YOUR GOAL:
Return all of the data exactly, with nothing left out but the pictures.

LISTED ENTRIES:

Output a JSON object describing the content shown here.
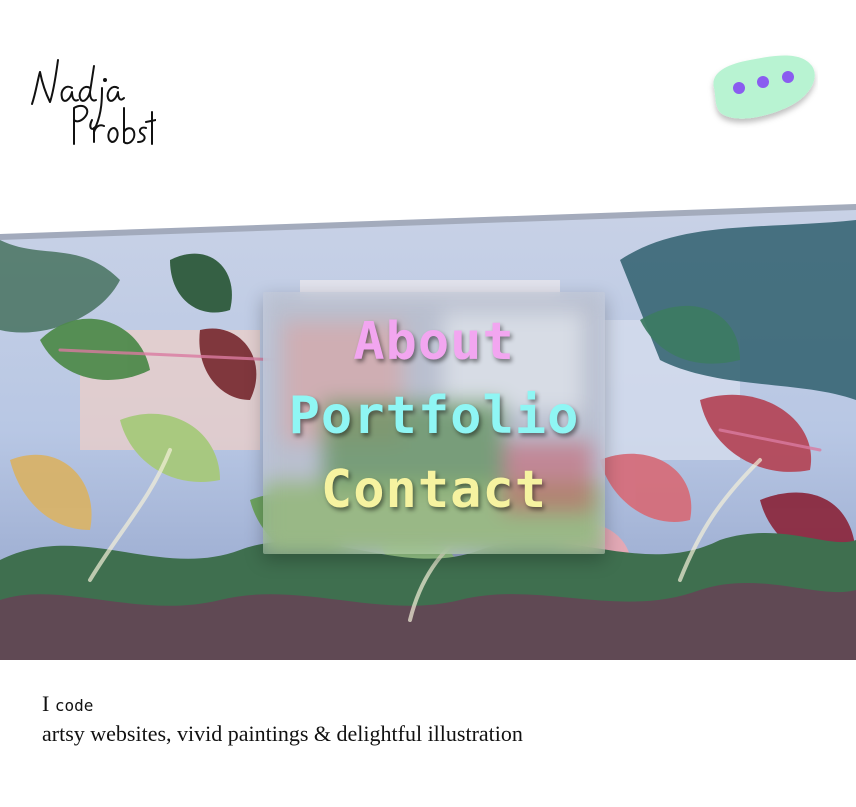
{
  "logo": {
    "line1": "Nadja",
    "line2": "Probst"
  },
  "menu": {
    "icon": "more-dots-icon",
    "colors": {
      "blob": "#b8f3d2",
      "dots": "#8a5cf0"
    }
  },
  "nav": {
    "links": [
      {
        "label": "About",
        "color": "#f2a6f0"
      },
      {
        "label": "Portfolio",
        "color": "#8ff6f4"
      },
      {
        "label": "Contact",
        "color": "#f6f3a0"
      }
    ]
  },
  "intro": {
    "prefix": "I",
    "verb": "code",
    "rest": "artsy websites, vivid paintings & delightful illustration"
  }
}
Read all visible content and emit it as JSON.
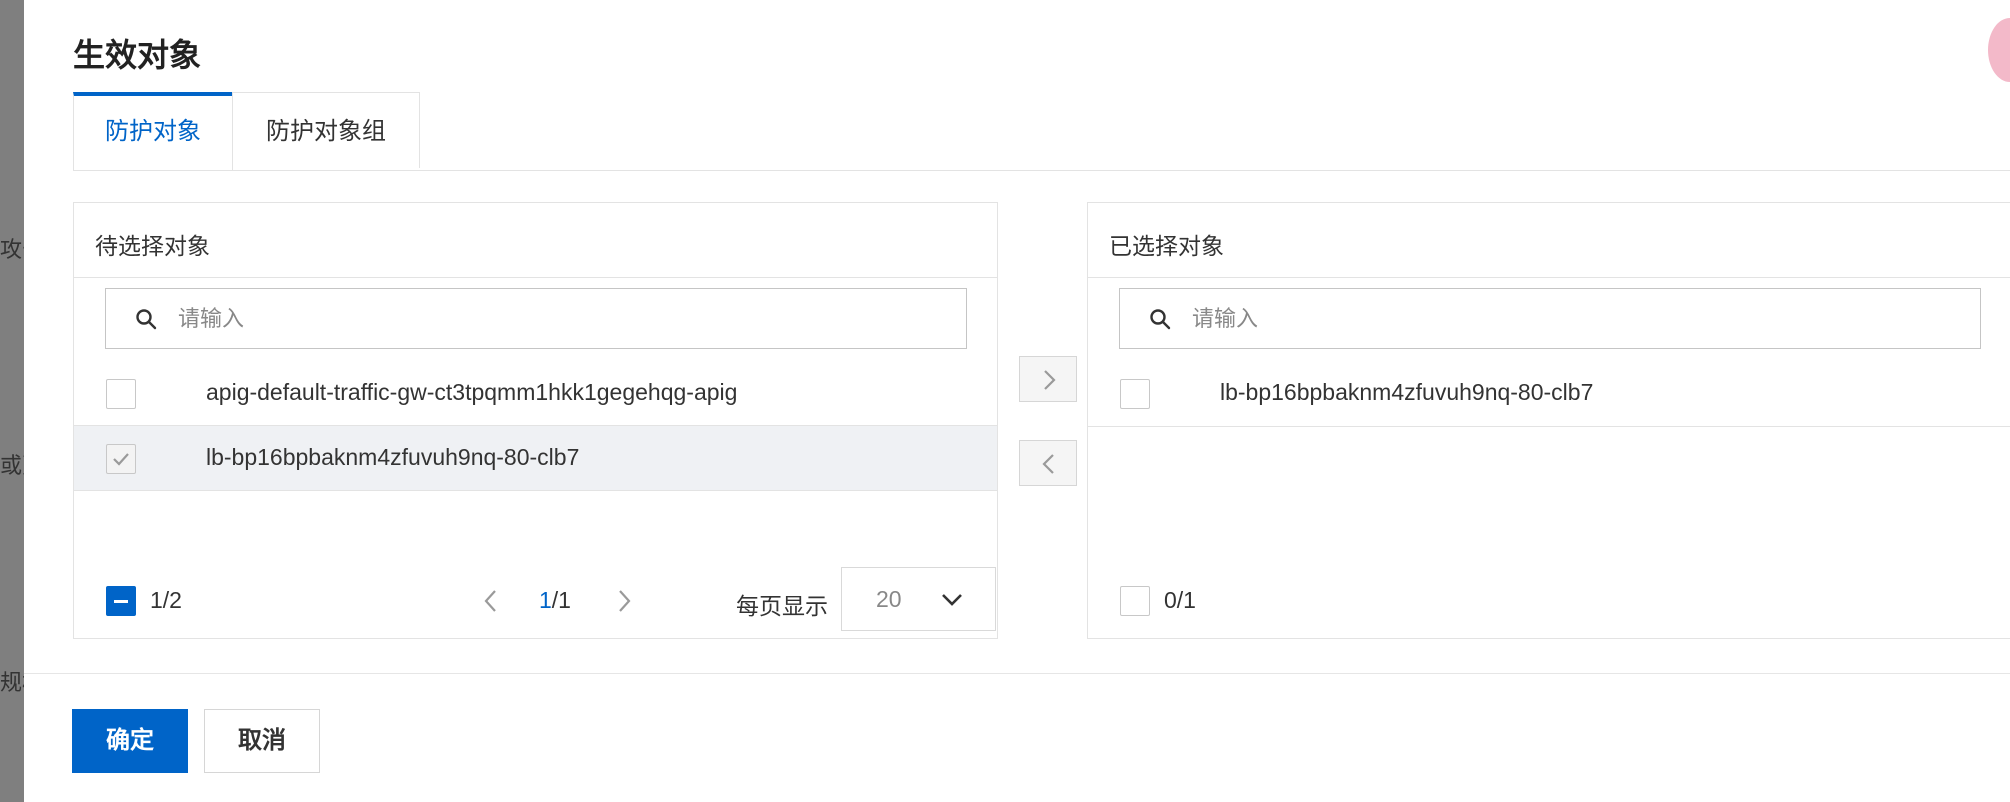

TASK SOLUTION:
Output a JSON object describing the content shown here.
{
  "logo": {
    "line1": "Nadja",
    "line2": "Probst"
  },
  "menu": {
    "icon": "more-dots-icon",
    "colors": {
      "blob": "#b8f3d2",
      "dots": "#8a5cf0"
    }
  },
  "nav": {
    "links": [
      {
        "label": "About",
        "color": "#f2a6f0"
      },
      {
        "label": "Portfolio",
        "color": "#8ff6f4"
      },
      {
        "label": "Contact",
        "color": "#f6f3a0"
      }
    ]
  },
  "intro": {
    "prefix": "I",
    "verb": "code",
    "rest": "artsy websites, vivid paintings & delightful illustration"
  }
}
Read all visible content and emit it as JSON.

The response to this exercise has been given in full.